**Problem description**: Set the whole listing down again, word for word, with no pictures.

==========

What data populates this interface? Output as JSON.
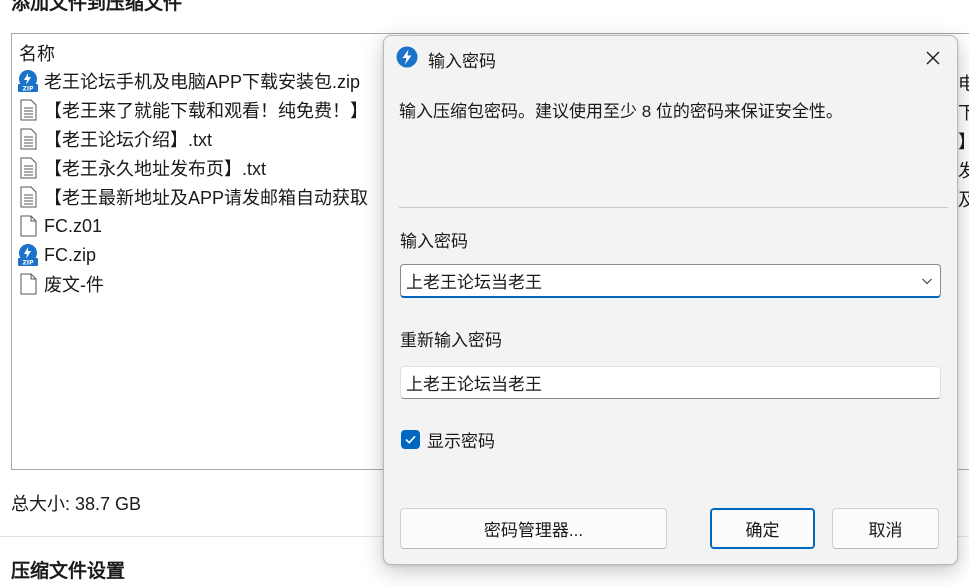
{
  "background_window": {
    "title": "添加文件到压缩文件",
    "column_header": "名称",
    "files": [
      {
        "name": "老王论坛手机及电脑APP下载安装包.zip",
        "icon": "zip-icon"
      },
      {
        "name": "【老王来了就能下载和观看！纯免费！】",
        "icon": "text-file-icon"
      },
      {
        "name": "【老王论坛介绍】.txt",
        "icon": "text-file-icon"
      },
      {
        "name": "【老王永久地址发布页】.txt",
        "icon": "text-file-icon"
      },
      {
        "name": "【老王最新地址及APP请发邮箱自动获取",
        "icon": "text-file-icon"
      },
      {
        "name": "FC.z01",
        "icon": "blank-file-icon"
      },
      {
        "name": "FC.zip",
        "icon": "zip-icon"
      },
      {
        "name": "废文-件",
        "icon": "blank-file-icon"
      }
    ],
    "right_edge_fragments": [
      "电",
      "下",
      "】",
      "发",
      "及"
    ],
    "total_size": "总大小: 38.7 GB",
    "settings_title": "压缩文件设置"
  },
  "dialog": {
    "title": "输入密码",
    "description": "输入压缩包密码。建议使用至少 8 位的密码来保证安全性。",
    "password_label": "输入密码",
    "password_value": "上老王论坛当老王",
    "reenter_label": "重新输入密码",
    "reenter_value": "上老王论坛当老王",
    "show_password_label": "显示密码",
    "show_password_checked": true,
    "buttons": {
      "manager": "密码管理器...",
      "ok": "确定",
      "cancel": "取消"
    }
  },
  "colors": {
    "accent": "#0067c0",
    "zip_icon_blue": "#1a73c9"
  }
}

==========

**Answer below**:
What data populates this interface? Output as JSON.
{
  "background_window": {
    "title": "添加文件到压缩文件",
    "column_header": "名称",
    "files": [
      {
        "name": "老王论坛手机及电脑APP下载安装包.zip",
        "icon": "zip-icon"
      },
      {
        "name": "【老王来了就能下载和观看！纯免费！】",
        "icon": "text-file-icon"
      },
      {
        "name": "【老王论坛介绍】.txt",
        "icon": "text-file-icon"
      },
      {
        "name": "【老王永久地址发布页】.txt",
        "icon": "text-file-icon"
      },
      {
        "name": "【老王最新地址及APP请发邮箱自动获取",
        "icon": "text-file-icon"
      },
      {
        "name": "FC.z01",
        "icon": "blank-file-icon"
      },
      {
        "name": "FC.zip",
        "icon": "zip-icon"
      },
      {
        "name": "废文-件",
        "icon": "blank-file-icon"
      }
    ],
    "right_edge_fragments": [
      "电",
      "下",
      "】",
      "发",
      "及"
    ],
    "total_size": "总大小: 38.7 GB",
    "settings_title": "压缩文件设置"
  },
  "dialog": {
    "title": "输入密码",
    "description": "输入压缩包密码。建议使用至少 8 位的密码来保证安全性。",
    "password_label": "输入密码",
    "password_value": "上老王论坛当老王",
    "reenter_label": "重新输入密码",
    "reenter_value": "上老王论坛当老王",
    "show_password_label": "显示密码",
    "show_password_checked": true,
    "buttons": {
      "manager": "密码管理器...",
      "ok": "确定",
      "cancel": "取消"
    }
  },
  "colors": {
    "accent": "#0067c0",
    "zip_icon_blue": "#1a73c9"
  }
}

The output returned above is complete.